• _Problem details_: For every entry below, retype it exactly as it reads.

• _Data excerpts_:
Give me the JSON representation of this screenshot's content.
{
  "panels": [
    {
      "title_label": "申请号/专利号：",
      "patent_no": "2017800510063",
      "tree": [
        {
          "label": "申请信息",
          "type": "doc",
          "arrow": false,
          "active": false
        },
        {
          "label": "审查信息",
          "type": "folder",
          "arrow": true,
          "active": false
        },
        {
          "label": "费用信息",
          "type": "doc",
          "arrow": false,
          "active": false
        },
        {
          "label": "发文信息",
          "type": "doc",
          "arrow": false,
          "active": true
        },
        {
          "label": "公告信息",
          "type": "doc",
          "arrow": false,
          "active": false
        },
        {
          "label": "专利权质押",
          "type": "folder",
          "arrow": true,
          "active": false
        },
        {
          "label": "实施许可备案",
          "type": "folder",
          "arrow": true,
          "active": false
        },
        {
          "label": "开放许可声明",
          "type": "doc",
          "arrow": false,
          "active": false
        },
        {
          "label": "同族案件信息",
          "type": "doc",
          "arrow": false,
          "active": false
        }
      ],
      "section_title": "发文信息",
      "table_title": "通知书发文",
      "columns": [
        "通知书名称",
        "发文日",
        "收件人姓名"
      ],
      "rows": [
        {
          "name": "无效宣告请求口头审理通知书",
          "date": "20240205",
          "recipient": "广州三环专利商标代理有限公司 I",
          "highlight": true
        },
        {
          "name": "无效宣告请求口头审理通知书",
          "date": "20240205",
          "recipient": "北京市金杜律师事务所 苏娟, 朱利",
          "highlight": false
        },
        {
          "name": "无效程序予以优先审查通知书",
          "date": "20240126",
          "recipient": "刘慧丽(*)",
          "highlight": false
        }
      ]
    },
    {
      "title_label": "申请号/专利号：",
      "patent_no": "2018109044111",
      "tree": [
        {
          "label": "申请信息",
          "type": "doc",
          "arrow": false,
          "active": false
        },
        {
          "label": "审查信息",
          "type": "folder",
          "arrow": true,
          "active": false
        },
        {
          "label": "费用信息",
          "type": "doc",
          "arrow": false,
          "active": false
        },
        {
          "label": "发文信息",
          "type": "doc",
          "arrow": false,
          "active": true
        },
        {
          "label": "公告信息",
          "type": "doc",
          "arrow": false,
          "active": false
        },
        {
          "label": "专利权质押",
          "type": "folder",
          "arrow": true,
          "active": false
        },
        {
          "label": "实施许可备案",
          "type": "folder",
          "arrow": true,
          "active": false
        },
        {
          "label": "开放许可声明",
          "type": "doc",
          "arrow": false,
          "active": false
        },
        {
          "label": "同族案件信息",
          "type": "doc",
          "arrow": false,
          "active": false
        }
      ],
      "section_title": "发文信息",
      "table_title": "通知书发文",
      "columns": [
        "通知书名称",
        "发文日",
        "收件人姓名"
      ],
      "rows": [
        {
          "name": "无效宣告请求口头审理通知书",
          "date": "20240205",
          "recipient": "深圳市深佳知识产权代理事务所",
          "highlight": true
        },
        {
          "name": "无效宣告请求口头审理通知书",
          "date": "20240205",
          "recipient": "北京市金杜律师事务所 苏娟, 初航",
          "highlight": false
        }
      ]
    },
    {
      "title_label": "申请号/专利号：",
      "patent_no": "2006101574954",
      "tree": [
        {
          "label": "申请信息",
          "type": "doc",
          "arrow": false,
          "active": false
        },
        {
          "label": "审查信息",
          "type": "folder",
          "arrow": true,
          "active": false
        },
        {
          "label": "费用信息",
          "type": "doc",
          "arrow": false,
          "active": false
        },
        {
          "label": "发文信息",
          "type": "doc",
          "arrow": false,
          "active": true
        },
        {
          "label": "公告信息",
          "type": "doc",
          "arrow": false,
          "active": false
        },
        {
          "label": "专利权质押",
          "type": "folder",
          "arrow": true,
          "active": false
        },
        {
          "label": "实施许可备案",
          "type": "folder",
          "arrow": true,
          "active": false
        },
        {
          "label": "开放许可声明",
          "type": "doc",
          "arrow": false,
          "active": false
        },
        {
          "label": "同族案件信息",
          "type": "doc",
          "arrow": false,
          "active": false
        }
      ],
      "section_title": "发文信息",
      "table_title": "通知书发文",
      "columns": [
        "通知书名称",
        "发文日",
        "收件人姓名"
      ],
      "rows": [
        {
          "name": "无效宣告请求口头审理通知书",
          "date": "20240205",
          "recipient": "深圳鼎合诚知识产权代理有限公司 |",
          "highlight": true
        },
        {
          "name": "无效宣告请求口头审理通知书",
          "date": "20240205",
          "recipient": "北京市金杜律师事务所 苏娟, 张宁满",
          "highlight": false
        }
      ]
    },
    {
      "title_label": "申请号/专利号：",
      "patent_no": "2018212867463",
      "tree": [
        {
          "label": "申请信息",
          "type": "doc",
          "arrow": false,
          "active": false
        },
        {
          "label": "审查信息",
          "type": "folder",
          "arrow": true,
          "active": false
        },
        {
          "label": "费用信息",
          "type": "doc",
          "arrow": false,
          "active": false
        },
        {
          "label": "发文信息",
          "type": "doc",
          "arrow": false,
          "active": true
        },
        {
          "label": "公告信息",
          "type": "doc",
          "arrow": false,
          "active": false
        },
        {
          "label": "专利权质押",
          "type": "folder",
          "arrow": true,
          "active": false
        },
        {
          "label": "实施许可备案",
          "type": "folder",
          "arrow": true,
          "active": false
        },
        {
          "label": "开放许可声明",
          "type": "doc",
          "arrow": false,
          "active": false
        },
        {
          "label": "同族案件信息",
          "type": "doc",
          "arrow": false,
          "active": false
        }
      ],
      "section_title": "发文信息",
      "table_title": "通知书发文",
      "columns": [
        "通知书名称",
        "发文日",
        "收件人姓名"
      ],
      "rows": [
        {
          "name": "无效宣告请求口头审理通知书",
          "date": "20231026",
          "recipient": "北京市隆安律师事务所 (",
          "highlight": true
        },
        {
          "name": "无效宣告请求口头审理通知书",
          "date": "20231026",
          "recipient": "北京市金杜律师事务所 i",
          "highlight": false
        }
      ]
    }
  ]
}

• _Your solution_:
Give me the JSON representation of this screenshot's content.
{
  "panels": [
    {
      "title_label": "申请号/专利号：",
      "patent_no": "2017800510063",
      "tree": [
        {
          "label": "申请信息",
          "type": "doc",
          "arrow": false,
          "active": false
        },
        {
          "label": "审查信息",
          "type": "folder",
          "arrow": true,
          "active": false
        },
        {
          "label": "费用信息",
          "type": "doc",
          "arrow": false,
          "active": false
        },
        {
          "label": "发文信息",
          "type": "doc",
          "arrow": false,
          "active": true
        },
        {
          "label": "公告信息",
          "type": "doc",
          "arrow": false,
          "active": false
        },
        {
          "label": "专利权质押",
          "type": "folder",
          "arrow": true,
          "active": false
        },
        {
          "label": "实施许可备案",
          "type": "folder",
          "arrow": true,
          "active": false
        },
        {
          "label": "开放许可声明",
          "type": "doc",
          "arrow": false,
          "active": false
        },
        {
          "label": "同族案件信息",
          "type": "doc",
          "arrow": false,
          "active": false
        }
      ],
      "section_title": "发文信息",
      "table_title": "通知书发文",
      "columns": [
        "通知书名称",
        "发文日",
        "收件人姓名"
      ],
      "rows": [
        {
          "name": "无效宣告请求口头审理通知书",
          "date": "20240205",
          "recipient": "广州三环专利商标代理有限公司 I",
          "highlight": true
        },
        {
          "name": "无效宣告请求口头审理通知书",
          "date": "20240205",
          "recipient": "北京市金杜律师事务所 苏娟, 朱利",
          "highlight": false
        },
        {
          "name": "无效程序予以优先审查通知书",
          "date": "20240126",
          "recipient": "刘慧丽(*)",
          "highlight": false
        }
      ]
    },
    {
      "title_label": "申请号/专利号：",
      "patent_no": "2018109044111",
      "tree": [
        {
          "label": "申请信息",
          "type": "doc",
          "arrow": false,
          "active": false
        },
        {
          "label": "审查信息",
          "type": "folder",
          "arrow": true,
          "active": false
        },
        {
          "label": "费用信息",
          "type": "doc",
          "arrow": false,
          "active": false
        },
        {
          "label": "发文信息",
          "type": "doc",
          "arrow": false,
          "active": true
        },
        {
          "label": "公告信息",
          "type": "doc",
          "arrow": false,
          "active": false
        },
        {
          "label": "专利权质押",
          "type": "folder",
          "arrow": true,
          "active": false
        },
        {
          "label": "实施许可备案",
          "type": "folder",
          "arrow": true,
          "active": false
        },
        {
          "label": "开放许可声明",
          "type": "doc",
          "arrow": false,
          "active": false
        },
        {
          "label": "同族案件信息",
          "type": "doc",
          "arrow": false,
          "active": false
        }
      ],
      "section_title": "发文信息",
      "table_title": "通知书发文",
      "columns": [
        "通知书名称",
        "发文日",
        "收件人姓名"
      ],
      "rows": [
        {
          "name": "无效宣告请求口头审理通知书",
          "date": "20240205",
          "recipient": "深圳市深佳知识产权代理事务所",
          "highlight": true
        },
        {
          "name": "无效宣告请求口头审理通知书",
          "date": "20240205",
          "recipient": "北京市金杜律师事务所 苏娟, 初航",
          "highlight": false
        }
      ]
    },
    {
      "title_label": "申请号/专利号：",
      "patent_no": "2006101574954",
      "tree": [
        {
          "label": "申请信息",
          "type": "doc",
          "arrow": false,
          "active": false
        },
        {
          "label": "审查信息",
          "type": "folder",
          "arrow": true,
          "active": false
        },
        {
          "label": "费用信息",
          "type": "doc",
          "arrow": false,
          "active": false
        },
        {
          "label": "发文信息",
          "type": "doc",
          "arrow": false,
          "active": true
        },
        {
          "label": "公告信息",
          "type": "doc",
          "arrow": false,
          "active": false
        },
        {
          "label": "专利权质押",
          "type": "folder",
          "arrow": true,
          "active": false
        },
        {
          "label": "实施许可备案",
          "type": "folder",
          "arrow": true,
          "active": false
        },
        {
          "label": "开放许可声明",
          "type": "doc",
          "arrow": false,
          "active": false
        },
        {
          "label": "同族案件信息",
          "type": "doc",
          "arrow": false,
          "active": false
        }
      ],
      "section_title": "发文信息",
      "table_title": "通知书发文",
      "columns": [
        "通知书名称",
        "发文日",
        "收件人姓名"
      ],
      "rows": [
        {
          "name": "无效宣告请求口头审理通知书",
          "date": "20240205",
          "recipient": "深圳鼎合诚知识产权代理有限公司 |",
          "highlight": true
        },
        {
          "name": "无效宣告请求口头审理通知书",
          "date": "20240205",
          "recipient": "北京市金杜律师事务所 苏娟, 张宁满",
          "highlight": false
        }
      ]
    },
    {
      "title_label": "申请号/专利号：",
      "patent_no": "2018212867463",
      "tree": [
        {
          "label": "申请信息",
          "type": "doc",
          "arrow": false,
          "active": false
        },
        {
          "label": "审查信息",
          "type": "folder",
          "arrow": true,
          "active": false
        },
        {
          "label": "费用信息",
          "type": "doc",
          "arrow": false,
          "active": false
        },
        {
          "label": "发文信息",
          "type": "doc",
          "arrow": false,
          "active": true
        },
        {
          "label": "公告信息",
          "type": "doc",
          "arrow": false,
          "active": false
        },
        {
          "label": "专利权质押",
          "type": "folder",
          "arrow": true,
          "active": false
        },
        {
          "label": "实施许可备案",
          "type": "folder",
          "arrow": true,
          "active": false
        },
        {
          "label": "开放许可声明",
          "type": "doc",
          "arrow": false,
          "active": false
        },
        {
          "label": "同族案件信息",
          "type": "doc",
          "arrow": false,
          "active": false
        }
      ],
      "section_title": "发文信息",
      "table_title": "通知书发文",
      "columns": [
        "通知书名称",
        "发文日",
        "收件人姓名"
      ],
      "rows": [
        {
          "name": "无效宣告请求口头审理通知书",
          "date": "20231026",
          "recipient": "北京市隆安律师事务所 (",
          "highlight": true
        },
        {
          "name": "无效宣告请求口头审理通知书",
          "date": "20231026",
          "recipient": "北京市金杜律师事务所 i",
          "highlight": false
        }
      ]
    }
  ]
}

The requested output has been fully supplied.